* **Data for analysis**
◇ ◇ ◇ ◇

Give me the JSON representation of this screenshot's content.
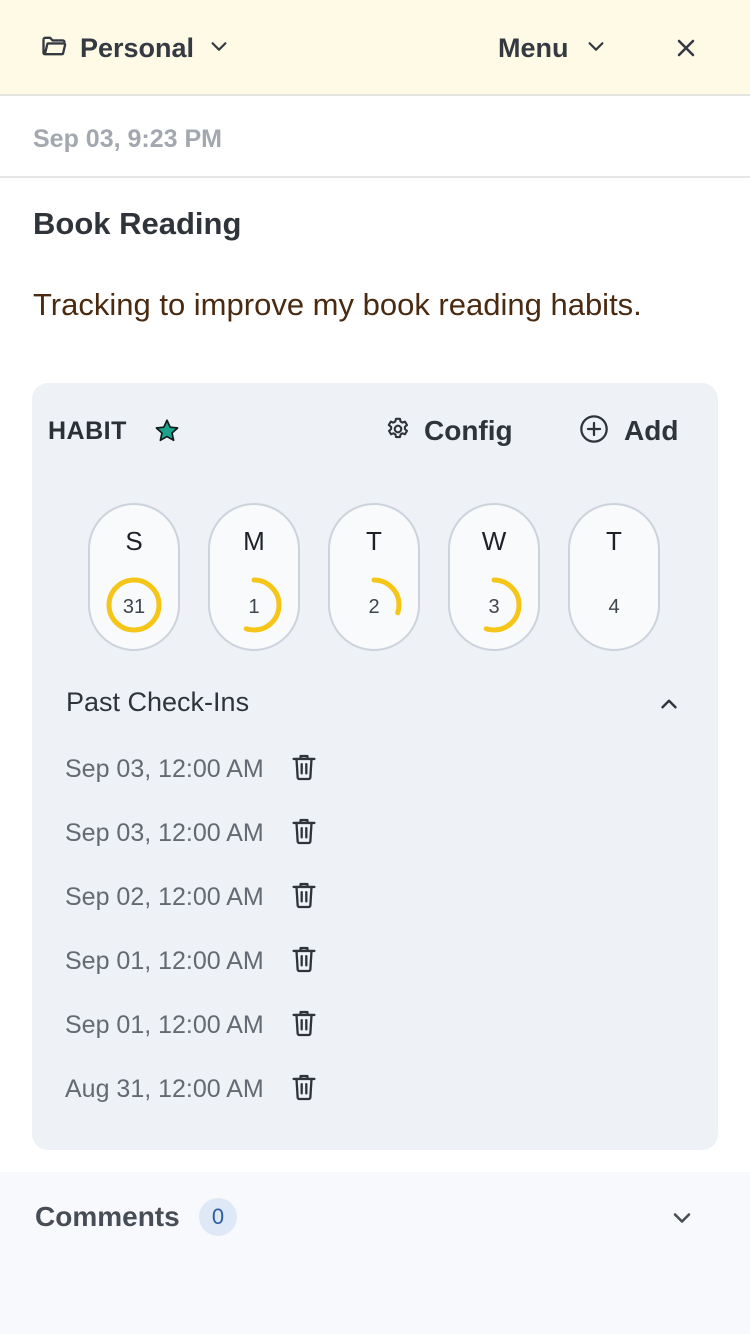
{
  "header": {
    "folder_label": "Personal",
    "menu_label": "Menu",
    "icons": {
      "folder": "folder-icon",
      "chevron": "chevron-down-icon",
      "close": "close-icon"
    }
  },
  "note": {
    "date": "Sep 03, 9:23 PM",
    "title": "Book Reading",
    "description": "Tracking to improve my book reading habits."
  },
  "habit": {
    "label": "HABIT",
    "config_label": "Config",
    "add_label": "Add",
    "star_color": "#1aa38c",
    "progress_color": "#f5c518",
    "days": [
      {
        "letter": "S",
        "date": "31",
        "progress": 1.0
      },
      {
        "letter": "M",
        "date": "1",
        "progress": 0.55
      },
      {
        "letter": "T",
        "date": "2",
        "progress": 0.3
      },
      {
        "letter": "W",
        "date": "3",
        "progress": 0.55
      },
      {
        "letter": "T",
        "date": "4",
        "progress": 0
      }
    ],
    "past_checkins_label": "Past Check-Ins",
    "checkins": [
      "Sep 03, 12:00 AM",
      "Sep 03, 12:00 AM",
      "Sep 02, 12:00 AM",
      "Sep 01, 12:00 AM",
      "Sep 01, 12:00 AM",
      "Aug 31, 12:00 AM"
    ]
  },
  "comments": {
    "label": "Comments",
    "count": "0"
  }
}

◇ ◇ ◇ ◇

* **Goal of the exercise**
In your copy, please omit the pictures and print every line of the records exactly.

* **The completed task**
Give me the JSON representation of this screenshot's content.
{
  "header": {
    "folder_label": "Personal",
    "menu_label": "Menu",
    "icons": {
      "folder": "folder-icon",
      "chevron": "chevron-down-icon",
      "close": "close-icon"
    }
  },
  "note": {
    "date": "Sep 03, 9:23 PM",
    "title": "Book Reading",
    "description": "Tracking to improve my book reading habits."
  },
  "habit": {
    "label": "HABIT",
    "config_label": "Config",
    "add_label": "Add",
    "star_color": "#1aa38c",
    "progress_color": "#f5c518",
    "days": [
      {
        "letter": "S",
        "date": "31",
        "progress": 1.0
      },
      {
        "letter": "M",
        "date": "1",
        "progress": 0.55
      },
      {
        "letter": "T",
        "date": "2",
        "progress": 0.3
      },
      {
        "letter": "W",
        "date": "3",
        "progress": 0.55
      },
      {
        "letter": "T",
        "date": "4",
        "progress": 0
      }
    ],
    "past_checkins_label": "Past Check-Ins",
    "checkins": [
      "Sep 03, 12:00 AM",
      "Sep 03, 12:00 AM",
      "Sep 02, 12:00 AM",
      "Sep 01, 12:00 AM",
      "Sep 01, 12:00 AM",
      "Aug 31, 12:00 AM"
    ]
  },
  "comments": {
    "label": "Comments",
    "count": "0"
  }
}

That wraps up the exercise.